exposed for lying and cheating.
All of these women gave unconditional love, but
there is a new breed of woman out there for whom
loyalty above all else means absolutely nothing.
Hollyoaks’ Clare is in the process of trying to
bump off husband Max by means of psychological torture
and, it seems, an overdose. Not marrying him in the
first place would have been the easier option, but
she’s not the sharpest tool in the box; heck, she’s
not even the most rectangular box in the tool shed.
Over on Coronation Street, Tracy appears to be in
the process of doing away with Charlie, albeit by
slightly subtler means. It could be argued that she
has more cause, given Charlie’s predilection for
sleeping with local wildlife (there are ways and ways
of contributing to the fund), but it still adds to the
list of psycho women.
Home and Away has Mumma Rose, and Neighbours has
Izzie; Emmerdale had Steph. Don’t you just long for
the days when women just lay back and thought of
2nd December 2006
The desperate attempts to pursue the normal life by
those whose lives are anything but, is a regular
feature of soap. EastEnders’ Ruby has been trying to
get back to a life of normality in the light of her
gangster/murderer father dying in jail and her
boyfriend Sean cheating on her. You have to question
whether she ever had anything remotely approaching a
normal life in the first place – heck, she can’t ever
manage a normal haircut, despite all the money she
allegedly has. I swear you could hide an entire army
in that fringe and still have room to perform The
Sound of Music.
The residents of Summer Bay fare no better and have
been trying to get back to normal ever since Jack and

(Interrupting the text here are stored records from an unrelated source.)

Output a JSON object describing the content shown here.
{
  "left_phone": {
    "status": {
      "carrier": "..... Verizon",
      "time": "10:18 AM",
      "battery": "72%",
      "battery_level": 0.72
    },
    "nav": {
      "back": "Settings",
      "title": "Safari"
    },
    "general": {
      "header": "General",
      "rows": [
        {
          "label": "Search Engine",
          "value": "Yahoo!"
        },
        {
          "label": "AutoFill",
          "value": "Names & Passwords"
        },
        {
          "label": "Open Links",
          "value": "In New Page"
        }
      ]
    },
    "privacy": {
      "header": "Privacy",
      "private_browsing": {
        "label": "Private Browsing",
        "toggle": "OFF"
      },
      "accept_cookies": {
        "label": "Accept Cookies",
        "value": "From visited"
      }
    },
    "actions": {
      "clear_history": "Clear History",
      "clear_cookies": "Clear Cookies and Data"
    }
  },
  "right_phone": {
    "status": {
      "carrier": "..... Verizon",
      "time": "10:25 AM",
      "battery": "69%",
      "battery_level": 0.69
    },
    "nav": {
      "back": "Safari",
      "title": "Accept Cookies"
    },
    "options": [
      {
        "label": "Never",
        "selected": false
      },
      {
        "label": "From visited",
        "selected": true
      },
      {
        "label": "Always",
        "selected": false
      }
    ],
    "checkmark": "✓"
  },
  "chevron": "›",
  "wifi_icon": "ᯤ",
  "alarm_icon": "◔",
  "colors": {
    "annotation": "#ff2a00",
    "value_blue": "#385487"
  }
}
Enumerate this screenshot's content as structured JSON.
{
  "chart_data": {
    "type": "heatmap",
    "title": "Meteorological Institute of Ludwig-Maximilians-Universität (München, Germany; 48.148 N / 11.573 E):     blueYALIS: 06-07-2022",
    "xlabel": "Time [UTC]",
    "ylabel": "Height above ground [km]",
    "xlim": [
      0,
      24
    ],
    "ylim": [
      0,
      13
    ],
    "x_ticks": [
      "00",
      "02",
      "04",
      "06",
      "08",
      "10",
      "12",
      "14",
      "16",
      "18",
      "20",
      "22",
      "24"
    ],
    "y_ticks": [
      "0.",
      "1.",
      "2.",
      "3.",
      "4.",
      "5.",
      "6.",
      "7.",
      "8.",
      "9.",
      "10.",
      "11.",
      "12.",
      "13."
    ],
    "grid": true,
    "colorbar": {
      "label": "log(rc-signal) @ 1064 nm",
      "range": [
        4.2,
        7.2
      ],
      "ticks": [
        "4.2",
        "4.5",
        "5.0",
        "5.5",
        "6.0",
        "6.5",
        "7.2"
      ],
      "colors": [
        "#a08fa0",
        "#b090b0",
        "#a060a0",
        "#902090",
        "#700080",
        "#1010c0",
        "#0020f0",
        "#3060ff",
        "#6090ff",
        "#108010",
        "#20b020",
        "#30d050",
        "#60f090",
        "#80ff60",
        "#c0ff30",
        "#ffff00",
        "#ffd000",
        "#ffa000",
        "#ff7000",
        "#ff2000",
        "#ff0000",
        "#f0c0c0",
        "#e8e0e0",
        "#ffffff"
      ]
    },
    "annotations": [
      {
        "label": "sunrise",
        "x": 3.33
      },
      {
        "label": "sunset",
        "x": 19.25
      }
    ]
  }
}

Martha’s wedding, which took place in the middle of a
gas explosion. This week, Ric assured Belle that
everything would be back to “normal” when they were
back at school the following day. And you know what?
It wasn’t, because, lo and behold, then there was a
suspected pyromaniac on the premises in the form of
And let’s not forget Matilda: “Can we just try and
be normal now?” she begged her family. Then, later:
“We did talk about everything going back to normal.”
With murder, kidnappings, robberies, adultery,
sexual abuse, alcoholism etc. etc. in every soap,
maybe we’ve all lost sight of what normality is.
25th November 2006
You can always rely on sex and death to boost ratings,
but there is rather a lot of the latter around at the
moment. In Neighbours this week, Cameron was left at
death’s door after being run over by Max, who thought
he was Robert. In Home and Away, Sally lost yet
another of her nine lives in a fire (yes, another
one!). In Coronation Street, Danny and Jamie nearly
killed each other in the canal, and Charlie is set to
go six feet under at Christmas. Over on EastEnders,
Pauline will be popping her clogs during the festive
season, too, as will Emmerdale’s Tom on Christmas Day.
Whatever happened to the days when the most anyone
had to worry about at this time of year was whether
they were going to find a turkey in the middle of
their table on Christmas Day or Phil Mitchell and his
latest floozie. Remember the year when he took Mel
over the table, knocking over a bottle of wine in the
process? Now, people spend Boxing Day ordering wood
The strangest thing about Christmas in soapland is
that nobody does what the rest of us do – ie watch
soaps. Maybe they should try it one year: Martin
Fowler watching his mum die in a TV programme and dead
beside him at the same time. Now that’s what I call a